style, it is impossible to distinguish between his contributions to
the Mission 66 building type and those developed by the Mission 66 design
staff. Nevertheless, Doty's buildings share certain attributes: a sensitivity
toward location; a compact plan incorporating standard visitor center
elements; the use of modern materials combined with wood and stone;
and the impression of modesty that comes from a limited budget. Although
locations may have been chosen by Park Service planners, Doty attempted
to establish a relationship between the building and the landscape.
In some cases he emphasized circulation through the building to an exterior
view; other structures were designed around glassed-in observation decks.
Every Doty plan incorporated basic visitor center elements, including
exhibit areas, audio-visual rooms, auditoriums, restrooms, and lobbies.
Doty juxtaposed these spaces and combined two or more in small visitor
centers to accommodate limited programs. Financial circumstances dictated
aspects of the program throughout the design process, restricting square
footage, choice of exterior and interior surfaces, and the extent of
exhibit facilities, among other features. In most of his designs, Doty
masked the inexpensive nature of his buildings with aesthetic choices,
such as the use of finer materials around the entrance area.
If practical considerations often favored the utilitarian, Doty was
certainly aware of the status bestowed upon the visitor center, both

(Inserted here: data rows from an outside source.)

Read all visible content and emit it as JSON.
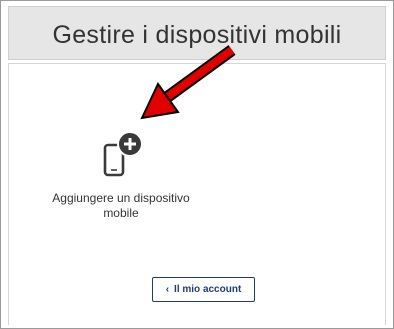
{
  "header": {
    "title": "Gestire i dispositivi mobili"
  },
  "device_tile": {
    "label_line1": "Aggiungere un dispositivo",
    "label_line2": "mobile",
    "icon": "add-mobile-device-icon"
  },
  "account_button": {
    "label": "Il mio account",
    "icon": "chevron-left-icon"
  },
  "annotation": {
    "icon": "red-arrow-icon",
    "color": "#e00000"
  },
  "colors": {
    "header_bg": "#e6e6e6",
    "button_border": "#1f3d7a",
    "icon_dark": "#3a3a3a"
  }
}
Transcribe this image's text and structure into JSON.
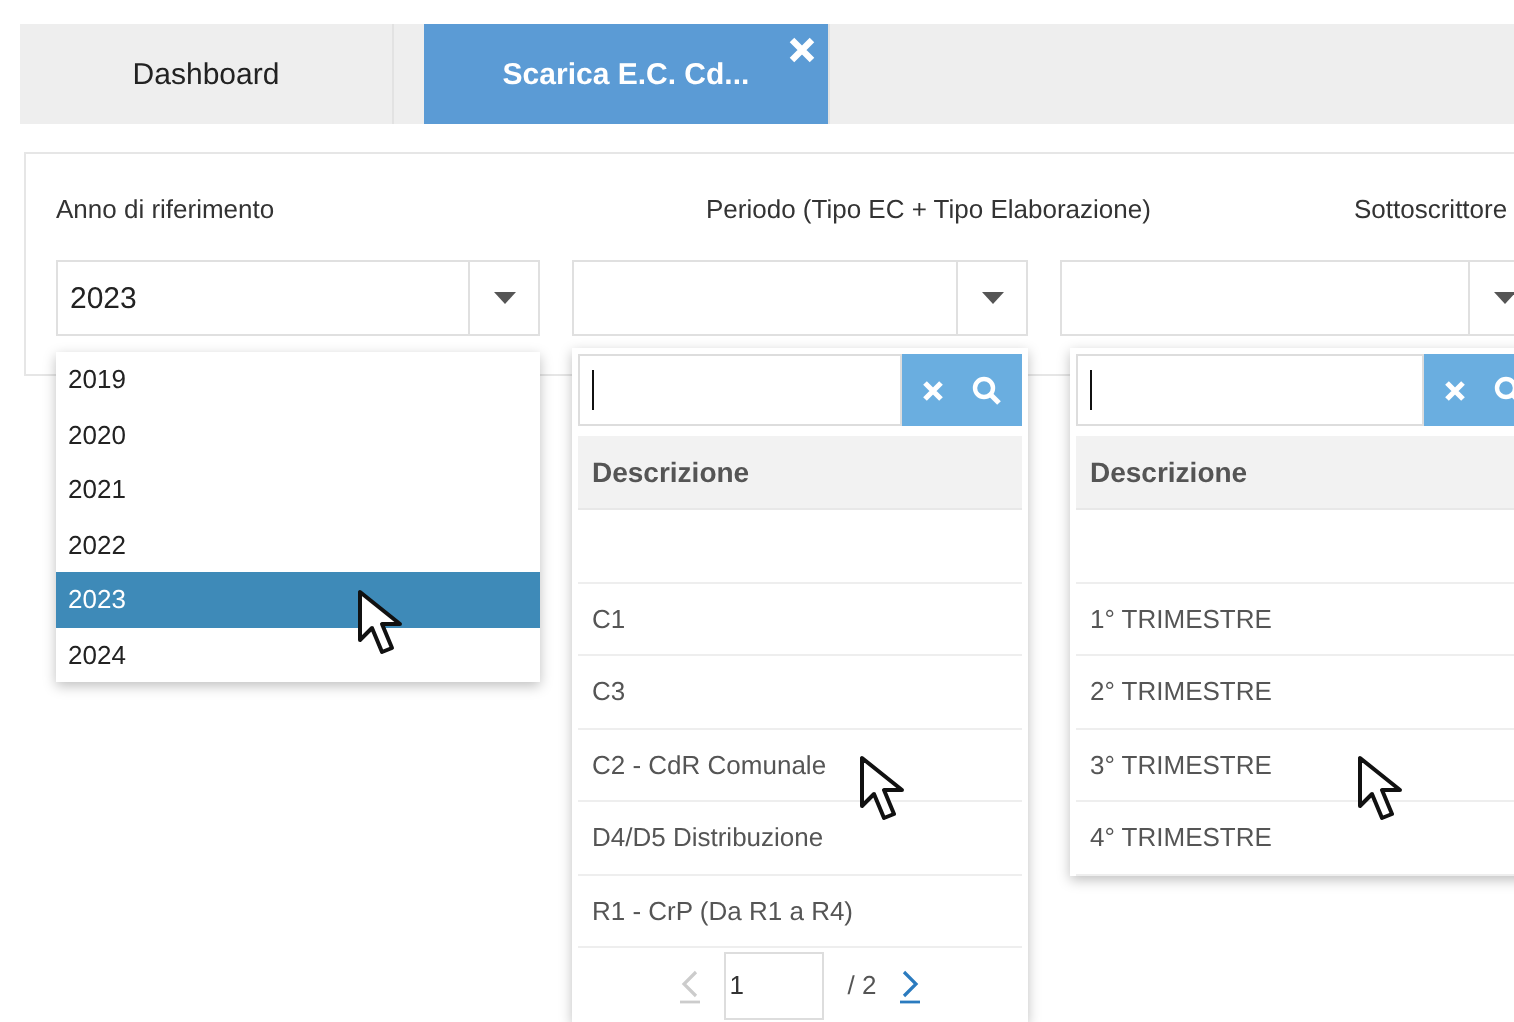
{
  "tabs": [
    {
      "label": "Dashboard",
      "selected": false,
      "closable": false
    },
    {
      "label": "Scarica E.C. Cd...",
      "selected": true,
      "closable": true
    }
  ],
  "filters": [
    {
      "label": "Anno di riferimento",
      "value": "2023"
    },
    {
      "label": "Periodo (Tipo EC + Tipo Elaborazione)"
    },
    {
      "label": "Sottoscrittore"
    }
  ],
  "year_list": [
    {
      "label": "2019",
      "selected": false,
      "pointer": false
    },
    {
      "label": "2020",
      "selected": false,
      "pointer": false
    },
    {
      "label": "2021",
      "selected": false,
      "pointer": false
    },
    {
      "label": "2022",
      "selected": false,
      "pointer": false
    },
    {
      "label": "2023",
      "selected": true,
      "pointer": true
    },
    {
      "label": "2024",
      "selected": false,
      "pointer": false
    }
  ],
  "lookups": [
    {
      "header": "Descrizione",
      "rows": [
        {
          "kind": "blank",
          "pointer": false
        },
        {
          "kind": "option",
          "text": "C1",
          "pointer": false
        },
        {
          "kind": "option",
          "text": "C3",
          "pointer": false
        },
        {
          "kind": "option",
          "text": "C2 - CdR Comunale",
          "pointer": true
        },
        {
          "kind": "option",
          "text": "D4/D5 Distribuzione",
          "pointer": false
        },
        {
          "kind": "option",
          "text": "R1 - CrP (Da R1 a R4)",
          "pointer": false
        }
      ],
      "pagination": {
        "page": "1",
        "total": "/ 2",
        "prev_disabled": true,
        "next_disabled": false
      }
    },
    {
      "header": "Descrizione",
      "rows": [
        {
          "kind": "blank",
          "pointer": false
        },
        {
          "kind": "option",
          "text": "1° TRIMESTRE",
          "pointer": false
        },
        {
          "kind": "option",
          "text": "2° TRIMESTRE",
          "pointer": false
        },
        {
          "kind": "option",
          "text": "3° TRIMESTRE",
          "pointer": true
        },
        {
          "kind": "option",
          "text": "4° TRIMESTRE",
          "pointer": false
        }
      ]
    }
  ]
}
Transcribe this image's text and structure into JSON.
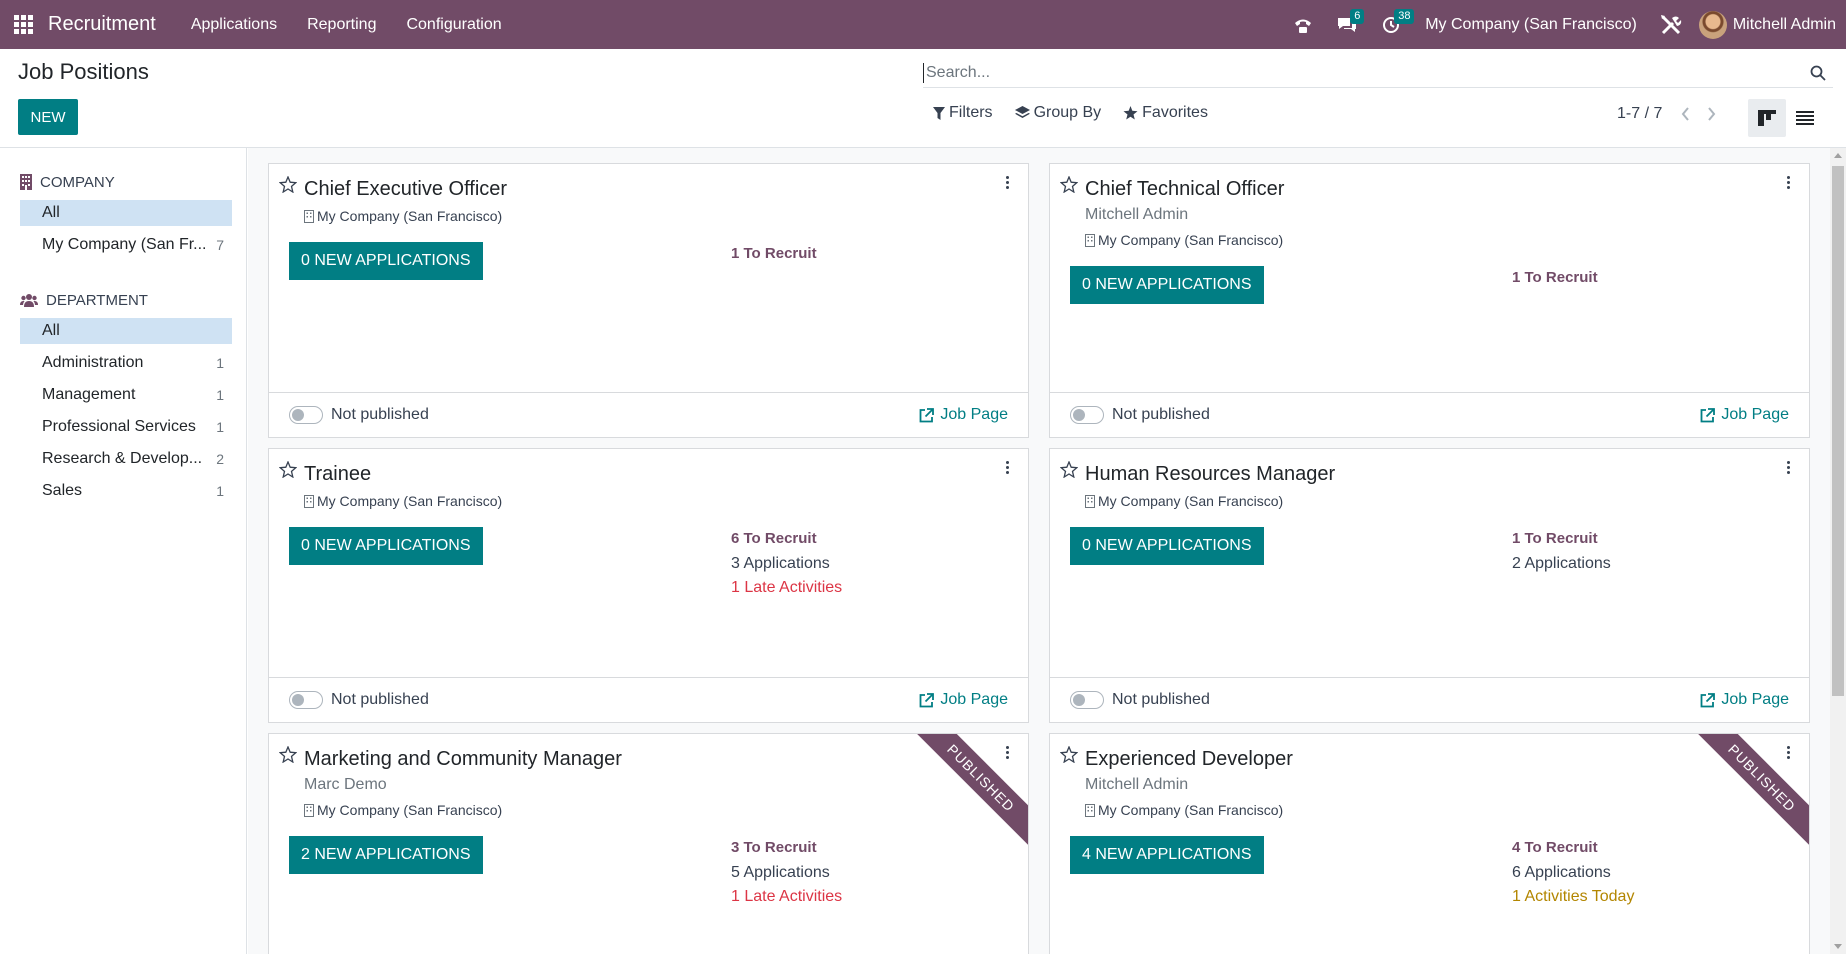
{
  "navbar": {
    "app_name": "Recruitment",
    "menu": [
      "Applications",
      "Reporting",
      "Configuration"
    ],
    "chat_badge": "6",
    "activity_badge": "38",
    "company": "My Company (San Francisco)",
    "user": "Mitchell Admin",
    "icons": [
      "apps-grid-icon",
      "phone-icon",
      "chat-icon",
      "clock-icon",
      "debug-tools-icon"
    ]
  },
  "control_panel": {
    "title": "Job Positions",
    "new_label": "NEW",
    "search_placeholder": "Search...",
    "filters_label": "Filters",
    "group_by_label": "Group By",
    "favorites_label": "Favorites",
    "pager": "1-7 / 7"
  },
  "sidebar": {
    "company_header": "COMPANY",
    "company_items": [
      {
        "label": "All",
        "count": "",
        "active": true
      },
      {
        "label": "My Company (San Fr...",
        "count": "7",
        "active": false
      }
    ],
    "department_header": "DEPARTMENT",
    "department_items": [
      {
        "label": "All",
        "count": "",
        "active": true
      },
      {
        "label": "Administration",
        "count": "1"
      },
      {
        "label": "Management",
        "count": "1"
      },
      {
        "label": "Professional Services",
        "count": "1"
      },
      {
        "label": "Research & Develop...",
        "count": "2"
      },
      {
        "label": "Sales",
        "count": "1"
      }
    ]
  },
  "cards": [
    {
      "title": "Chief Executive Officer",
      "subname": "",
      "company": "My Company (San Francisco)",
      "new_apps": "0 NEW APPLICATIONS",
      "to_recruit": "1 To Recruit",
      "applications": "",
      "activities": "",
      "published_label": "Not published",
      "job_page": "Job Page",
      "ribbon": ""
    },
    {
      "title": "Chief Technical Officer",
      "subname": "Mitchell Admin",
      "company": "My Company (San Francisco)",
      "new_apps": "0 NEW APPLICATIONS",
      "to_recruit": "1 To Recruit",
      "applications": "",
      "activities": "",
      "published_label": "Not published",
      "job_page": "Job Page",
      "ribbon": ""
    },
    {
      "title": "Trainee",
      "subname": "",
      "company": "My Company (San Francisco)",
      "new_apps": "0 NEW APPLICATIONS",
      "to_recruit": "6 To Recruit",
      "applications": "3 Applications",
      "activities": "1 Late Activities",
      "published_label": "Not published",
      "job_page": "Job Page",
      "ribbon": ""
    },
    {
      "title": "Human Resources Manager",
      "subname": "",
      "company": "My Company (San Francisco)",
      "new_apps": "0 NEW APPLICATIONS",
      "to_recruit": "1 To Recruit",
      "applications": "2 Applications",
      "activities": "",
      "published_label": "Not published",
      "job_page": "Job Page",
      "ribbon": ""
    },
    {
      "title": "Marketing and Community Manager",
      "subname": "Marc Demo",
      "company": "My Company (San Francisco)",
      "new_apps": "2 NEW APPLICATIONS",
      "to_recruit": "3 To Recruit",
      "applications": "5 Applications",
      "activities": "1 Late Activities",
      "published_label": "",
      "job_page": "",
      "ribbon": "PUBLISHED"
    },
    {
      "title": "Experienced Developer",
      "subname": "Mitchell Admin",
      "company": "My Company (San Francisco)",
      "new_apps": "4 NEW APPLICATIONS",
      "to_recruit": "4 To Recruit",
      "applications": "6 Applications",
      "activities": "1 Activities Today",
      "published_label": "",
      "job_page": "",
      "ribbon": "PUBLISHED"
    }
  ],
  "colors": {
    "brand": "#714b67",
    "primary": "#017e84",
    "late": "#dc3545",
    "today": "#b38600"
  }
}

by the Park Service and by tourists who were directed to the facility
upon entering the park. Recalling Vint's assessment of the visitor center
as "the city hall of the park," Doty expressed his belief in the architectural
importance of these public buildings. Visitor centers represented the
Park Service's highest ideals, and they provided essential services.
Doty hoped that his visitor centers would also exude a sense of pride
in their surroundingsinspiring the Park Service to maintain the
buildings and the public to refrain from littering or other destructive
behavior. Even as he strove for the equivalent of civic monuments within
the park surroundings, however, Doty realized that funding limitations
would always curtail the Park Service's aspirations, sometimes even
before projects reached the drawing board. The need to conserve and
compromise was integral to Mission 66 design and would prove to be Doty's
greatest challenge. Nevertheless, Doty's commitment to architectural
excellence extended to every facilitywhether visitor center or
utility building. Even functional structures hidden from view were judged
by aesthetic standards: "do you like it, does it please?"  The following sections discuss how Doty used architectural
aesthetics to fulfill Mission 66 requirements in his visitor center